These bongo drums had rawhide heads which always seemed to sound a little dead, no matter how much I tightened them. They are not real professional drums, for one thing, and aren't built for extreme tension.
With nothing much to lose, I replaced the rawhide heads with a couple of x-ray films the lab in town gave me to play with many years ago. Free material!
The sound was much improved. To hear the new heads, click on the .mp3 file in the last step.
Step 1: Cutting the Material
The first X-ray head that I made years ago was precisely laid out on paper first. This time, I just traced the top of the drum directly on the film with a white grease pencil and improvised. The process was faster.
Rawhide stretches. X-ray film does not, so the outside edge needs to be cut to allow sections to fold .
It would have been a little easier with longer tabs on the "sunburst", because the material tends to fight going where you want it to go later, and longer tabs are better than too-short ones. These were cutting it a little close, but worked. I had a larger film to cut for the second drum head, and left longer tabs.
Try to keep the sides of the tabs parallel, or narrowing a bit toward the outside, rather than having them widen. If they get too wide, they will interfere with each other when they are bent into the holding rings.
Step 2: The Holding Rings
The outer ring pushes down on the inner ring, using bolts to tighten it. The drum head material is pinched between the two rings and is pulled down with them.
Step 3: Folding the Tabs Down
As you try to get all the tabs to simultaneously go where they belong between the two rings, you will probably forfeit the wrestling match eventually. To make things easier, you have to first coax the tabs to fold downward around the drum body.
To do that, tape all the tabs down with masking tape and hold them with a rubber band. Use a heat gun to make the material go limp. Since all the tabs are taped down, you won't see it go limp and you have to guess the amount of heating necessary. Experiment with some scrap material first. As soon as you remove the heat, it will cool and rigidify in its new position.

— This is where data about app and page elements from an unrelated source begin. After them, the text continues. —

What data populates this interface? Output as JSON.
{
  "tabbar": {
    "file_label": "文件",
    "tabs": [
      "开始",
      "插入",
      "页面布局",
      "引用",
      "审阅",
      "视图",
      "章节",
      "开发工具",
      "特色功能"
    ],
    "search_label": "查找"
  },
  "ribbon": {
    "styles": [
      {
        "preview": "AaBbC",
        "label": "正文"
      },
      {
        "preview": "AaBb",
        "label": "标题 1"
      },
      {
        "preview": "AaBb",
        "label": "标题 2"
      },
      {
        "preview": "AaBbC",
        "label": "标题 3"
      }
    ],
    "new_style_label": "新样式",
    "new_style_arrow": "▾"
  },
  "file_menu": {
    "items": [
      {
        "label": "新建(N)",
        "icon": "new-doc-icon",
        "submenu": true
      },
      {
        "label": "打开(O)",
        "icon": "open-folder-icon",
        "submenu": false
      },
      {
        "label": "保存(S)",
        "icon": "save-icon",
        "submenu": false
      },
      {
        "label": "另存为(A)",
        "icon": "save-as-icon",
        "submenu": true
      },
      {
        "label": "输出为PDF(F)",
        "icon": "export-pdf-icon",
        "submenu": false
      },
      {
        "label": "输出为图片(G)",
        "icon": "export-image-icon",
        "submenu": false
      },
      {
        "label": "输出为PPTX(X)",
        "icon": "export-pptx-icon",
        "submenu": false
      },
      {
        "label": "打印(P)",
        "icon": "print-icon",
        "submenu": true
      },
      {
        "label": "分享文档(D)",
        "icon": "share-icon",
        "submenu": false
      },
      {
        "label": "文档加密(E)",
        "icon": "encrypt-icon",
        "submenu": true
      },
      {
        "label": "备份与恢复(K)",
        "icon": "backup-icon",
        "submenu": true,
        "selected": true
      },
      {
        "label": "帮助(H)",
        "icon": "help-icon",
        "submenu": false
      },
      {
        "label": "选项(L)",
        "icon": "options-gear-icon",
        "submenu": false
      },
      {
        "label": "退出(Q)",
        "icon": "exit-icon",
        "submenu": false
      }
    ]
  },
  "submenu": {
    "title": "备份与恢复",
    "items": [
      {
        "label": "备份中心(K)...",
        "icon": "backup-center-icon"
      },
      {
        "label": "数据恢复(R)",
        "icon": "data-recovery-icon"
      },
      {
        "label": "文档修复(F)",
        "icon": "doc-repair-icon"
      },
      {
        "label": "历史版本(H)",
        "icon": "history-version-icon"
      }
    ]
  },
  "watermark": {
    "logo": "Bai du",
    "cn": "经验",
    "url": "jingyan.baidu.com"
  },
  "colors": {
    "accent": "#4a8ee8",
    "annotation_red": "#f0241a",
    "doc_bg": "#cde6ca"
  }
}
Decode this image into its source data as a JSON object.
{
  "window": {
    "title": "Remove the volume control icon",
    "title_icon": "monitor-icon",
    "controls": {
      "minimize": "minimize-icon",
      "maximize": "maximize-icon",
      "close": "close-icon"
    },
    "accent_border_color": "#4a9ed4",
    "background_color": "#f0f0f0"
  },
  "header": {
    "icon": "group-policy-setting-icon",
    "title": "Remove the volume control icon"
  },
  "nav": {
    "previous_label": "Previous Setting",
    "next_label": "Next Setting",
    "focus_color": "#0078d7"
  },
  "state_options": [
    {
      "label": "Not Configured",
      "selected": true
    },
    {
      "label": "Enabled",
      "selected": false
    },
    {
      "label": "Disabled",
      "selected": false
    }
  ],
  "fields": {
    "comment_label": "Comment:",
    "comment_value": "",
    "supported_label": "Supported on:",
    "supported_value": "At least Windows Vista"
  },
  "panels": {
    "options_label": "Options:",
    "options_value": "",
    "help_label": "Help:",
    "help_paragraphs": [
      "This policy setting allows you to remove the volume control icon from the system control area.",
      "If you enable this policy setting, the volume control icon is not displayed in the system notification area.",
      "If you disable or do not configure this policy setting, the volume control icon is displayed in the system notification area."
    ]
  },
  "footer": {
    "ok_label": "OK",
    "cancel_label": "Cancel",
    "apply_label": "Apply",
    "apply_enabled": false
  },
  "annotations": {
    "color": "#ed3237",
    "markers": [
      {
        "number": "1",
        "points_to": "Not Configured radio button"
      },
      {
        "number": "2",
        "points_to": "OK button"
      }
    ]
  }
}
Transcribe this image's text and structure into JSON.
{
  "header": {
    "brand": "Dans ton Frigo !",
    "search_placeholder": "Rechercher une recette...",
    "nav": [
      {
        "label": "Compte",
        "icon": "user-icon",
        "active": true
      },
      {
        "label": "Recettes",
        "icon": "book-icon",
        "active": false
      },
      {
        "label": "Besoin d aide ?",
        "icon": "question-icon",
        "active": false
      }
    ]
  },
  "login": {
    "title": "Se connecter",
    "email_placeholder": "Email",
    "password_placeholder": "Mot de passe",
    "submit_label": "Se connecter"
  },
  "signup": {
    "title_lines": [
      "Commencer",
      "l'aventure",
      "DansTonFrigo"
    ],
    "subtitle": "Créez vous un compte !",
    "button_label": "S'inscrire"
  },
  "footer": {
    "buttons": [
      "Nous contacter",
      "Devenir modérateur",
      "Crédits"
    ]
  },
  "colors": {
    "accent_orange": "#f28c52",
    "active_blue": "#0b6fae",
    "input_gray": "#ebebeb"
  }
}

In the absence of a heat gun, you might try a propane torch, but be very delicate with the heat. The plastic is flammable. Then again, you might be able to win the wrestling match with the tabs without heat, if you are a better wrestler than I am.
Step 4: Getting the Head Material Between the Rings
This step is a little tricky. You have to bend the tabs up and over the inner ring and then tape the tabs to the top of the drum head. Leave some slack, enough so that the rings will end up lower than the top of the drum body when the head is tensioned. If they stick up above the top of the drum body, you will bang your hands on them when you play.
After you get the outer ring in place and it starts to pull down on the drum head, you can un-tape the tabs, if you wish. The tabs shouldn't pop out, and some may need to be tightened by hand, or allowed to pull out a little for even tension on all tabs.
Step 5: Trim Excess Tab Material
After you set the tension, the tabs are going nowhere and you can trim off the extra tab material. Cut it below the top of the drum body so that your hands never feel it when you are playing.
Unlike rawhide heads, the synthetic heads don't need to have their tension released when the drum is in storage. It may stretch a little, but not much.
If rawhide heads dry out while stored under tension, the heads shrink and can tear, which is not a pretty thing to see. The plastic doesn't dry out or shrink.
Step 6: Hear the Sound
To hear the sound of the new bongo drum heads, click on the thumbnail icon below to open the .mp3 audio file. (It looks like a blank piece of paper with the corner folded over.)
A playing tip: If the drum has a little more ring to the sound than you like, you can deaden it some by stretching a rubber band from one tension bolt to another, across the top of the head.